With transportation responsible for nearly a quarter of the world’s greenhouse gas emissions, a reduction of emissions from transportation is imperative. Around the world, policy reflects this need. For example, the European Union has set a target for a 10% reduction in overall transportation emissions by 2020. Japan is targeting a 30% reduction in emissions from railways by 2020 and European Railvision hopes for a carbon free railway network by 2050.
At the same time, energy makes up a significant portion of a railway’s operational cost. In the last 5 years the Belgian National Rail Operator (SNCB) has seen a 30% increase in energy costs. In the UK, the energy cost of running a train for its lifetime is generally estimated to be equivalent to the cost of the train itself.
Therefore, the reduction of energy use in railways is a win-win strategy: saving costs for railway operators and aiding the environment by contributing to the reduction in carbon emissions.
Sunday afternoon’s workshop featured 6 presentations of research pertaining to this area. Emissions reductions can be realized from a number of perspectives, from a big-picture measure such as timetabling, to efficient driving techniques, to the effectiveness of sub-systems. A theme of the afternoon’s presentations was that strategy, information and train control play an important role in increasing the energy efficiency of railway systems.
Dr. Clive Roberts (University of Birmingham) discussed his research in the use of simulation to give an understanding of the origins of energy loss within a railway power system. Dr. Ingo Hansen (Delft University of Technology,) showed that intelligent railway traffic management contributes to energy savings.

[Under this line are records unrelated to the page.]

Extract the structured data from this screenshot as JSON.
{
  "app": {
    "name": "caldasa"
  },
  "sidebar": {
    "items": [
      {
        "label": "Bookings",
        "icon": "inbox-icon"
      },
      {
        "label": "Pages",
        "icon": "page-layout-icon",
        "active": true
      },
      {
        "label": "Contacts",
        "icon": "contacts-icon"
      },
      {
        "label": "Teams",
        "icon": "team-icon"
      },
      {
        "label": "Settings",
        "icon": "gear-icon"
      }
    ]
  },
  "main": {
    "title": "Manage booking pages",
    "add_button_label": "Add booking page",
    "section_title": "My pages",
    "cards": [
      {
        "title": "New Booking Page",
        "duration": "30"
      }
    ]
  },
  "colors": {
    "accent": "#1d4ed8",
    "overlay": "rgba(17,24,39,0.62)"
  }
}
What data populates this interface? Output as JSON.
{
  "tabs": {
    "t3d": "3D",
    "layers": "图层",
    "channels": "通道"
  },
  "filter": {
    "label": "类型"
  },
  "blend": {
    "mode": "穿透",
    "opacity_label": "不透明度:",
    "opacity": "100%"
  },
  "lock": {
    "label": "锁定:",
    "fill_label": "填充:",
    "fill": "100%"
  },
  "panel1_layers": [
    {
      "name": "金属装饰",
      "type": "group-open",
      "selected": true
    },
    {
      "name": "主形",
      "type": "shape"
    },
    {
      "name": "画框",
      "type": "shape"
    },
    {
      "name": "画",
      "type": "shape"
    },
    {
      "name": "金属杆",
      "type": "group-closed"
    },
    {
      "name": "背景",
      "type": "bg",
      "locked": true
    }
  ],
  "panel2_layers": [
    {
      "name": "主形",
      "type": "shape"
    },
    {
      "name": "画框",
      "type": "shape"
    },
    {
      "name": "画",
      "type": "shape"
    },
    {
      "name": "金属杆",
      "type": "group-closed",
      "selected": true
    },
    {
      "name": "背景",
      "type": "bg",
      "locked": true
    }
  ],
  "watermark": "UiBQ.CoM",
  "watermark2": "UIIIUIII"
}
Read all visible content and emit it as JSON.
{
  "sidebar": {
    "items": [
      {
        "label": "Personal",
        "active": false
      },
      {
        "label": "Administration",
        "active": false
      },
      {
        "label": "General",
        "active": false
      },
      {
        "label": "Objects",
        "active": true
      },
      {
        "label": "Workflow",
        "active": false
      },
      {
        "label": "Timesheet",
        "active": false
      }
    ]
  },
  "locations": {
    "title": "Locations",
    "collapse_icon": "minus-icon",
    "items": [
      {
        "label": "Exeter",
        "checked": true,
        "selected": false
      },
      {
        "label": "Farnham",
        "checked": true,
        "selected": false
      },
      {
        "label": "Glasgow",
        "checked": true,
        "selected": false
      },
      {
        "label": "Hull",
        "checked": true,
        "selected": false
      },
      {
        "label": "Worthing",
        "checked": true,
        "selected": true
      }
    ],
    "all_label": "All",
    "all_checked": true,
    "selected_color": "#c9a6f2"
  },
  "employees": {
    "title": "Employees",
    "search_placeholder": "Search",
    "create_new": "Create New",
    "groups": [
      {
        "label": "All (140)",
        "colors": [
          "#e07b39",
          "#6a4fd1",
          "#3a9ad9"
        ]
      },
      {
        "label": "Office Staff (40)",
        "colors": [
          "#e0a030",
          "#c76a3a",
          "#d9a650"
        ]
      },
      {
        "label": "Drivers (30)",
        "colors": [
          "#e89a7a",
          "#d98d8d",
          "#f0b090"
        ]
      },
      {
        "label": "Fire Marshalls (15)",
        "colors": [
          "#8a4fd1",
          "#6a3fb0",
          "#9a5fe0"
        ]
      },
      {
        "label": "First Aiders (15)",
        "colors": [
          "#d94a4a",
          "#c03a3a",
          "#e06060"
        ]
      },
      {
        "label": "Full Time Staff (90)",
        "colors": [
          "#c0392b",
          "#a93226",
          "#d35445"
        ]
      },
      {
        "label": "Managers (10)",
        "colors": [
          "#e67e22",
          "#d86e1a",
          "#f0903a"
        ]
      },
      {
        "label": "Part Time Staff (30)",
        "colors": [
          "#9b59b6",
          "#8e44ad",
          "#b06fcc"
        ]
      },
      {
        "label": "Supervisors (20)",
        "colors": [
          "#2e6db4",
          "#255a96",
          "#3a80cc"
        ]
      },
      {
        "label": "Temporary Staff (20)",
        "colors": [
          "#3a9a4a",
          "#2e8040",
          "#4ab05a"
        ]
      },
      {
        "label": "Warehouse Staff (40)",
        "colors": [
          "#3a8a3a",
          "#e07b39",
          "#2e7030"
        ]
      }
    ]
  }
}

Dr. Thomas Albrecht (Dresden University of Technology) concluded that standardized interfaces between traffic control systems, driver advisory systems and conflict detection and resolution, can lead to fewer delays and unplanned stops, resulting in a more energy efficient driving. Along similar lines, Dr. Rob Goverde (Delft University of Technology) highlighted the importance of the interaction of the timetable and train control system in the context of capacity, stability and robustness. Here the main conclusion was that timetabling can be a prerequisite for effective train control.
Dr. Tao Teng, (Beijing Jiaotong University) talked about the future of train control systems and equated the state of current technology to a tower of toy bricks, with several separate pieces stacked on top of one another, but not necessarily working together. The trends in new technology include on-board technology, more automation, more integration, and convergence of European and Chinese as well as mass transit and mainline technologies.
Of course for a sustainable railway system, safety is also critically important. In the final presentation Geltmar von Buxhoeveden (Technical University of Braunschweig) showed the development of a tool to statistically analyze safety indicators in the Swiss public transit system.
As we all know, conference presentations can be rated somewhere on a scale from snoozefest to super interesting and engaging. Here, and in future posts, I will take the opportunity to give shout-outs to interesting and engaging presenters. Geltmar von Buxhoeveden deserves such a shout-out from this session.
Much of the research presented in these sessions is a part of the europe-wide “on-time” project. For more information, check out the website.